• The good news is that they are studying what makes a good teacher and trying to develop “best practices.” “We took 20,000 hours of video and looked at various measures, you know, what were they doing differently? And we created a lot of model districts where there are so-called peer evaluators who are in the classroom, observing, giving feedback. And, you know, it looks like the results on that are very good.”

• Philanthropy and government do different things, complementing one another. “Charity is small. I mean, the private sector’s like 90 percent, and government’s like 9 percent, and philanthropy is less than 1 percent. There are things in terms of trying out social programs in innovative ways that government is — just because of the way the job incentives work – they’re not going to try out new designs like philanthropy can and they’re not going to have volunteer hours coming in to leverage the resources like philanthropy can. So philanthropy plays a unique role. It is not a substitute for government at all. When you want to give every child in America a good education or make sure they’re not starving, that’s got to be government because philanthropy isn’t there day in and day out serving the entire population. It’s just not of the scale or the design to do that. It’s there to try out things, including funding disease research or, you know, academic studies to see if something is more effective.”

• Libertarians are kidding themselves that we can do everything in the private sector. “Now, markets are extremely good.

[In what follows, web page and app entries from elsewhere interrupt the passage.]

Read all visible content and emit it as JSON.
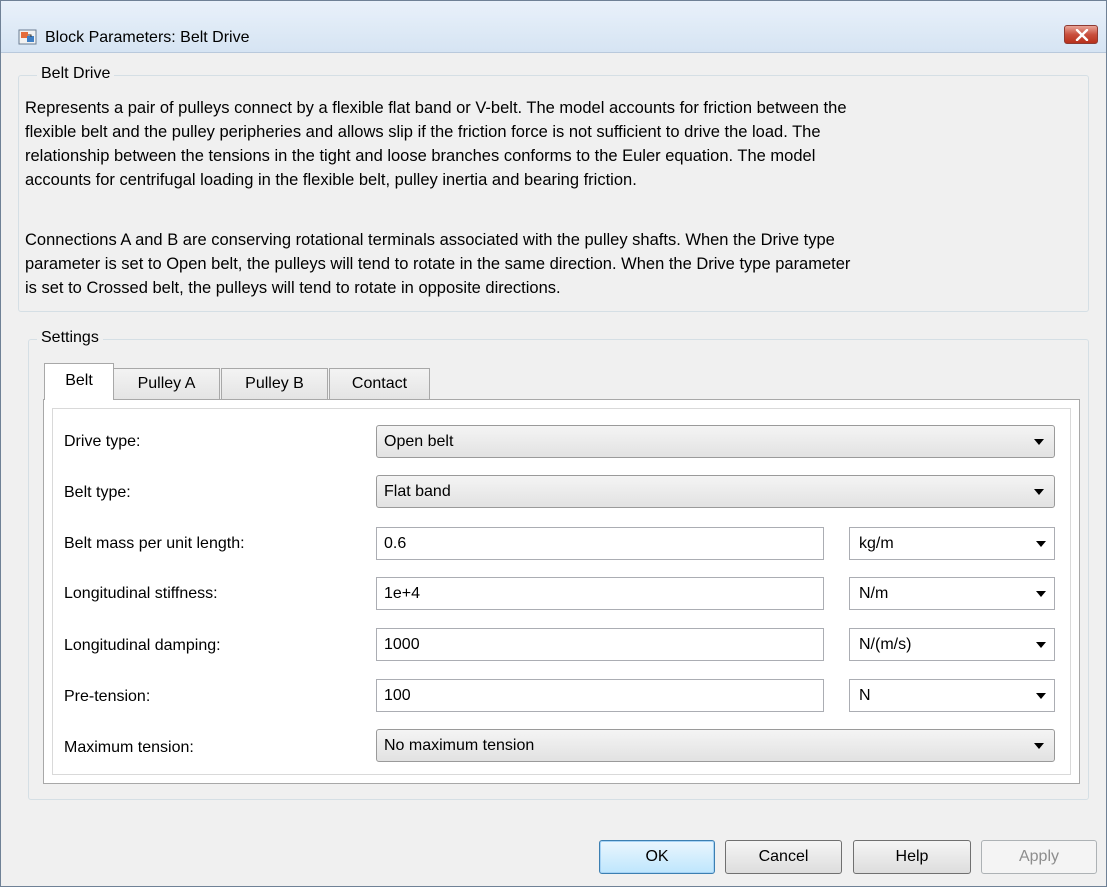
{
  "window": {
    "title": "Block Parameters: Belt Drive"
  },
  "description": {
    "group_title": "Belt Drive",
    "lines": [
      "Represents a pair of pulleys connect by a flexible flat band or V-belt. The model accounts for friction between the",
      "flexible belt and the pulley peripheries and allows slip if the friction force is not sufficient to drive the load. The",
      "relationship between the tensions in the tight and loose branches conforms to the Euler equation. The model",
      "accounts for centrifugal loading in the flexible belt, pulley inertia and bearing friction.",
      "",
      "Connections A and B are conserving rotational terminals associated with the pulley shafts. When the Drive type",
      "parameter is set to Open belt, the pulleys will tend to rotate in the same direction. When the Drive type parameter",
      "is set to Crossed belt, the pulleys will tend to rotate in opposite directions."
    ]
  },
  "settings": {
    "group_title": "Settings",
    "tabs": [
      {
        "label": "Belt",
        "active": true
      },
      {
        "label": "Pulley A",
        "active": false
      },
      {
        "label": "Pulley B",
        "active": false
      },
      {
        "label": "Contact",
        "active": false
      }
    ],
    "params": {
      "drive_type": {
        "label": "Drive type:",
        "value": "Open belt"
      },
      "belt_type": {
        "label": "Belt type:",
        "value": "Flat band"
      },
      "belt_mass": {
        "label": "Belt mass per unit length:",
        "value": "0.6",
        "unit": "kg/m"
      },
      "long_stiffness": {
        "label": "Longitudinal stiffness:",
        "value": "1e+4",
        "unit": "N/m"
      },
      "long_damping": {
        "label": "Longitudinal damping:",
        "value": "1000",
        "unit": "N/(m/s)"
      },
      "pre_tension": {
        "label": "Pre-tension:",
        "value": "100",
        "unit": "N"
      },
      "max_tension": {
        "label": "Maximum tension:",
        "value": "No maximum tension"
      }
    }
  },
  "buttons": {
    "ok": "OK",
    "cancel": "Cancel",
    "help": "Help",
    "apply": "Apply"
  },
  "icons": {
    "app": "block-parameters-icon",
    "close": "close-icon",
    "dropdown": "chevron-down-icon"
  },
  "colors": {
    "titlebar": "#dce7f4",
    "close_button": "#c9503e",
    "default_button_border": "#3c7fb1",
    "disabled_text": "#8d8d8d"
  }
}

They work — you know, they’re the best mechanism we have. The more you can use them, whenever you can use them, that is — you know, that’s one of the key mechanisms along with science and government that have led us to be so much better off than we are — than we were hundreds of years ago. But for the diseases that we work on, there is no — the R&D would not show up except for government aid and philanthropy.”

• He wants to lower the “tax on work,” which is especially important as technology makes it harder for people at the lower end of the economic scale. “I think economists would have said that a progressive consumption tax is a better construct, you know, at any point in history. What I’m saying is that it’s even more important as we go forward because it — the distortion — I want to distort in the favor of labor. And so not only will we not tax labor, things like the earned income tax credit, you know, when people say we should raise the minimum wage, I think, boy, you know, I know some economists disagree. But I think, boy, I worry about what that does to job creation. The idea that through the income tax credit you would end up with a certain minimum wage that you’d receive, that I understand better than potentially damping demand in the part of the labor spectrum that I’m most worried about.”

Gates has important messages for individuals — find one issue that engages your passion — as well as for government and charities. But the overwhelming takeaway is simple: Figure out what works. Politicians are driven by preconceptions (ideology, if you will), but they’d do a much better job of problem-solving if they measured what works and what doesn’t. “Well, public policy — we need more people examining effective ways to achieve public policy goals. And it’s unfortunate that, a little bit, the idea of making things more effective and getting rid of things, those are, you know, separate issues. . . . Left, right, center — show me your best ideas for bending the health cost curve. Just getting rid of something, okay, is that going to bend the health care cost curve? What is the, you know, supply-demand equation, the nature of the professional rules, the nature of the innovation pipeline and the incentives in the innovation pipeline?” Markets do work — but not always. That is where smart public policy construction comes in.

Friday, in an entirely unrelated conversation, a foreign diplomat marveled at the public spirit of the wealthy in the United States who do tremendous good, including building the world’s best universities. It’s something we take for granted in the United States. We shouldn’t.